Maximilian and Theodor Aoki are the winners of our Theme Song Challenge
Maximilian and Theodor Aoki grew up listening to As It Happens.
So when their mom told them the show was asking listeners to send in their video performances of its iconic opening theme music, the brothers knew they had to do something truly epic.
"She told me and my brother that we should enter it because she knows that we love music. We love making covers of songs," Maximilian, 20, told As It Happens host Carol Off. "The As It Happens theme, we've been hearing in our house pretty much as long as we can remember."
But the Aoki brothers took it to the next level, recording an extended cello version of the song and filming an entire heist-style music video.
Watch: The Aoki brothers cover the As It Happens theme song.
In the video, the brothers are decked out in Reservoir Dogs-style sunglasses and surreptitiously set up shop outside the CBC Hamilton building to jam out on their cellos in front of a "No Busking" sign.
The whole thing was shot by their parents, Alisha Dywan and Edward Aoki.
"The theme lent itself to almost kind of Mission Impossible style," Maximilian said. "This [song] has the bass, it has the melody line, it's got a little bit of funk to it. It's an amazing song."
- Check out our interactive timeline: 50 years of As It Happens
- As It Happens turns 50: Check out our anniversary coverage
As the official winners of the Theme Song Challenge, the Aokis earned some As It Happens swag, a spot on our 50th anniversary radio special and, of course, infinite bragging rights. (In fact, everyone who entered got some swag!)
Some of the best submissions are compiled in a "Greatest Hits" video, including the Aokis, the Bridge City Brass Brand in Saskatoon, Andraé Lewis on the saxophone in Montreal and Ken Tait on the bagpipes in Castleton, Ont.
Watch: The As It Happens Theme Song Challenge — Greatest Hits.
The classically trained brothers have been playing cello together since they were four years old.
"That's mostly because our dad, when he was younger, he really wanted to play cello, but he got put on the trumpet instead, so it's sort of [him] living vicariously through us," said Theo, 18.
The brothers are now both studying engineering at McMaster University — but they still find time to play music together.

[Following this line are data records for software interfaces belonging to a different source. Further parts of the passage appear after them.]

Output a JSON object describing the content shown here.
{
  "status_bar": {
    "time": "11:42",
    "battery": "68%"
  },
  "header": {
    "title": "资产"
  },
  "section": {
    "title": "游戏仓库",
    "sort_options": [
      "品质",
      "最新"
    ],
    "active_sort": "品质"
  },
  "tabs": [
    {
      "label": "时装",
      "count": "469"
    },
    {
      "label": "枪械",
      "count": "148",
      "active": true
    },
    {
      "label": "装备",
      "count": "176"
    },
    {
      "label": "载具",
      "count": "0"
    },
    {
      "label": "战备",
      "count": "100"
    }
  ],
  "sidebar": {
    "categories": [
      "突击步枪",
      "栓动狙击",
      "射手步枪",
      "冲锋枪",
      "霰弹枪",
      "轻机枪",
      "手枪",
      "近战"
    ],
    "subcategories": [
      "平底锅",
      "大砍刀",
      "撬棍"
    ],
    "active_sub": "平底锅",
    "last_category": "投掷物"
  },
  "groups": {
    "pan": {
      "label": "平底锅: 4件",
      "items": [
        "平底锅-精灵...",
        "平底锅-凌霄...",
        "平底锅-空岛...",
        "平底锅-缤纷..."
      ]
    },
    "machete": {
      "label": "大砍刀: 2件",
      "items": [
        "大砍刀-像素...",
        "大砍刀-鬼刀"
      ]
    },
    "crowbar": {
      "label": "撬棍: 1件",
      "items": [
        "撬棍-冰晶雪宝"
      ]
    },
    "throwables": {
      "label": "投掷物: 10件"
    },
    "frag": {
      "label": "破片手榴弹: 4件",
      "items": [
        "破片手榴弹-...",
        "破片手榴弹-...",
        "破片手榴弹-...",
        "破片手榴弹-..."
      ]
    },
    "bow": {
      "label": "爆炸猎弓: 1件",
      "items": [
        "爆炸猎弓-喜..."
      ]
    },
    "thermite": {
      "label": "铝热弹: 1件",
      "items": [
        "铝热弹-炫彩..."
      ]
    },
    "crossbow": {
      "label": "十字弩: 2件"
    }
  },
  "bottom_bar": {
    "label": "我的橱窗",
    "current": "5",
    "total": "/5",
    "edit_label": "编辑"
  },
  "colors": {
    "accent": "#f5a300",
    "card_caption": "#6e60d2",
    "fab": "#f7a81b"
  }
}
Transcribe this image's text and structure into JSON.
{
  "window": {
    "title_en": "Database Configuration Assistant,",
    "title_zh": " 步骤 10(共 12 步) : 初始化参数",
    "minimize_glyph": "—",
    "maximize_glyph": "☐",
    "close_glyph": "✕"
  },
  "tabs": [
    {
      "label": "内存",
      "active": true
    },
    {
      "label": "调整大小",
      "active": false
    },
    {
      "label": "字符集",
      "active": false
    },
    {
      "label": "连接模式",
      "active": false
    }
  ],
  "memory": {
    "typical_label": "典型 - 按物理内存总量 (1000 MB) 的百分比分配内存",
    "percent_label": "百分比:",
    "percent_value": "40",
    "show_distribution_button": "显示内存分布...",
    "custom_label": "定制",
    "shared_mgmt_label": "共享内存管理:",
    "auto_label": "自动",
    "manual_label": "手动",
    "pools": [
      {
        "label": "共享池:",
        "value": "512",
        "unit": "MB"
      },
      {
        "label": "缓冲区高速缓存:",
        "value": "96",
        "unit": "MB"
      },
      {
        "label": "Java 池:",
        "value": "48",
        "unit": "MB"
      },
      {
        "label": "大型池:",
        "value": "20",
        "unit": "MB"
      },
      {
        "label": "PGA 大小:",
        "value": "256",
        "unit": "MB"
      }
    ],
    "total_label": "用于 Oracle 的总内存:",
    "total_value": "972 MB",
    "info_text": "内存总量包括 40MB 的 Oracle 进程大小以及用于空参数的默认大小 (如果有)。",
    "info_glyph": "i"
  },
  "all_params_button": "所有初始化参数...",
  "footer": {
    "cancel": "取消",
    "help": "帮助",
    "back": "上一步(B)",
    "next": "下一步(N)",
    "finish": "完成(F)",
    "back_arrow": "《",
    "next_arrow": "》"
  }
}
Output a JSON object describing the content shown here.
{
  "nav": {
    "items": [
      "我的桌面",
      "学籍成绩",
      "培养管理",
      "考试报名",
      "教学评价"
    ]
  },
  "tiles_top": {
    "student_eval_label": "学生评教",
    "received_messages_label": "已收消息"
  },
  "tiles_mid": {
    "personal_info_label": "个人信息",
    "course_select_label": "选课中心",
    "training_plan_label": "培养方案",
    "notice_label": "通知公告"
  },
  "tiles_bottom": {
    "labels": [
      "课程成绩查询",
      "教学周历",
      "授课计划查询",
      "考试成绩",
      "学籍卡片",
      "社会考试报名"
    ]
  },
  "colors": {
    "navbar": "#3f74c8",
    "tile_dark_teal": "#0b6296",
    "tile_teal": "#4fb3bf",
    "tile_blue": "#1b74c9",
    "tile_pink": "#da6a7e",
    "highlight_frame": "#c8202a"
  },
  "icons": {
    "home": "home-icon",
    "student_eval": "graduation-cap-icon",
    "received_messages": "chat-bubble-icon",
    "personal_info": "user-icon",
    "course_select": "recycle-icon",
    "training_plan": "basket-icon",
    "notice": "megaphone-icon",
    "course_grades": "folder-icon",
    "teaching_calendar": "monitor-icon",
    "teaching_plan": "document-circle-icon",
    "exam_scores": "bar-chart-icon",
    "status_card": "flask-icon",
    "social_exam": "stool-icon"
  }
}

"That really, I think, balances out our engineering with the more creative side of the music," Theo said.
"We just love doing it so much that we've always found the time to practice."
Written by Sheena Goodyear. Produced by Erin Noel.